So with those constraints in mind, a new US Navy:
Run silent, run deep. If Congress has indeed capped U.S. maritime means more or less permanently, undersea warfare promises the biggest bang for limited bucks. Nuclear-powered submarines, or SSNs, constitute an enduring U.S. naval advantage. They can deny an adversary the use of the sea. If nothing else, then, submarines could impose a sort of mutual assured sea denial while naval commanders try to neutralize enemy shore-based forces by other means. Subs cannot command the sea, but they can clear it of hostile surface fleets. That’s a major contribution if also a negative one. SSNs, consequently, should have first claim on scarce shipbuilding dollars. But undersea combat need not involve all nukes, all the time. To proliferate subs while holding down costs, why not, say, buy Japanese? The U.S. Navy could purchase some Japanese Soryu-class diesel attack boats — acclaimed among the world’s best — and create a standing combined squadron in Japan. Naval officials should explore such options.

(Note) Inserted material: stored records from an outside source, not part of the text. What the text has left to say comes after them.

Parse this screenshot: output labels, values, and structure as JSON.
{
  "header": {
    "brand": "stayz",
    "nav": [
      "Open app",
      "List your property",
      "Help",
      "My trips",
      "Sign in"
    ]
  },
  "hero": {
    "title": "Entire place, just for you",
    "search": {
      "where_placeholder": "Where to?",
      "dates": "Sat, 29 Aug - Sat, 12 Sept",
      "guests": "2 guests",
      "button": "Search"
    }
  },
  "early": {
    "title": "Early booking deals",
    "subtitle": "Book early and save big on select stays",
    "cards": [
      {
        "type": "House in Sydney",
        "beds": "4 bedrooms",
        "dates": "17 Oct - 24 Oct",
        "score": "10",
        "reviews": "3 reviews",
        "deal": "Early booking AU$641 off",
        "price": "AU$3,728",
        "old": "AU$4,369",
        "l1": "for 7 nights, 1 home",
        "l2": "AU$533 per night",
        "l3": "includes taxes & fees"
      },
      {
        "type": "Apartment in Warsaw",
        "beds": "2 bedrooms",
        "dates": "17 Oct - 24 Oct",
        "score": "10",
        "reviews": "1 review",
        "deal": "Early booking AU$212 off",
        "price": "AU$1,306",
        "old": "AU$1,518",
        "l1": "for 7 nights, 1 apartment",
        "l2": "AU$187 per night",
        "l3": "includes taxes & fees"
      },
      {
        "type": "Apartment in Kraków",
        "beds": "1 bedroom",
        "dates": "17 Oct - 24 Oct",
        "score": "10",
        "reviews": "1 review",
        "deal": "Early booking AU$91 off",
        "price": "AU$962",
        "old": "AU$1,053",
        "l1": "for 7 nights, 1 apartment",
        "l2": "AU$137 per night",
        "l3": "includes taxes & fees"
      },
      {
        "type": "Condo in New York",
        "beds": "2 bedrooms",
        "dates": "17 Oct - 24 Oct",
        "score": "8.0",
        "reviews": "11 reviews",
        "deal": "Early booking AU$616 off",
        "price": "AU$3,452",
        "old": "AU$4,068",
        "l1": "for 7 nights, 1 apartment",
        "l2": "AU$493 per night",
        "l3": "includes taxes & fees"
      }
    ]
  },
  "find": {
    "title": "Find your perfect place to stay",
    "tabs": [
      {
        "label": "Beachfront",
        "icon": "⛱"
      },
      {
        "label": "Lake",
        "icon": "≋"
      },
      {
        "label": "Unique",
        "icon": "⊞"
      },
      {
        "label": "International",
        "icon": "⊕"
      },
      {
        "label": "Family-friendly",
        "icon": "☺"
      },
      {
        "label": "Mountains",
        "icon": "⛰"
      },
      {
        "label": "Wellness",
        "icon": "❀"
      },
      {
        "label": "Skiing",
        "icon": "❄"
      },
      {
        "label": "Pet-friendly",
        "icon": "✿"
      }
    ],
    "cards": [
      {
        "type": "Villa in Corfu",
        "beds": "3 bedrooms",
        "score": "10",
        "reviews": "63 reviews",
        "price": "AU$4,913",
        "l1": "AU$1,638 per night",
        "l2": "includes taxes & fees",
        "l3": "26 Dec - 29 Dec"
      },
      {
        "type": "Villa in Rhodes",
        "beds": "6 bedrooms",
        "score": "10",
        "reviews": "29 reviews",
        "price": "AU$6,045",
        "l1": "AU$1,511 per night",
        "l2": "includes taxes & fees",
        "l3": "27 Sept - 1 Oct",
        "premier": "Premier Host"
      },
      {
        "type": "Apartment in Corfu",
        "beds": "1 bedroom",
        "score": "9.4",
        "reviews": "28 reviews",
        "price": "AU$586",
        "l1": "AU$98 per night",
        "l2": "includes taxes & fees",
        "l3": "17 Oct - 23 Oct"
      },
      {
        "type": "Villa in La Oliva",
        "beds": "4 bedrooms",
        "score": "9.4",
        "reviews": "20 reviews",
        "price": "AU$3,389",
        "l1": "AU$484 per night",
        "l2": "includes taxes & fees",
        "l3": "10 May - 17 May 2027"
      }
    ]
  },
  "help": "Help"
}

Demote the surface fleet. Traditional prestige platforms such as aircraft carriers, cruisers, and destroyers would find themselves demoted in a rebooted U.S. Navy. Their capacity to spearhead the fight against a capable access denier — a power like China that fields a beatable navy but backs it up with a large shore-based arsenal — appears increasingly doubtful. Surface ships that have to await the outcome of the struggle for command? That sounds like Corbett’s definition of cruisers and the flotilla — large numbers of lightly armed combatants for policing relatively safe waters and projecting power ashore after the battle is won. Let’s act on his guidelines for platforms that exercise command. A mix of workhorse frigate- or corvette-like platforms for peacetime pursuits, combat platforms designed to operate in less threatening wartime theaters, and small missile craft for harrying access deniers in cramped Asian waters looks like the refounded U.S. Navy’s best bet. Naval leaders should fund the most capable, most numerous surface force they can — on a not-to-interfere basis with units that compete for maritime mastery.
Read the whole thing if you can spare the time; it’s fascinating stuff.
The need for the unequaled presence an aircraft carrier battle group provides won’t be going away in our lifetime. And the only way to provide that presence is with enough anti-missile destroyers, submarine hunters, and tenders to keep them supplied, afloat, and effective. I’m not sure what kind of amphibious capabilities we still need, given that another island-hopping campaign seems remote at best. And the V-22 Osprey changes in a very fundamental way what it means to assault a beach — why not go inland and grab an airfield first, then take the beach from behind, from land and well-supplied?
But the idea of using increased numbers of SSNs to perform the old sealane-control mission, safe from land-based antiship missiles…
…well, that’s just lovely.
Our Virginia-class boats can perform easily missions that were once difficult or dangerous for the Los Angeles-class subs they’re replacing. But we’re building too few of them to take on the role Holmes has envisioned.
Fewer destroyers and cruisers, more subs — is that a sane future for our fleet?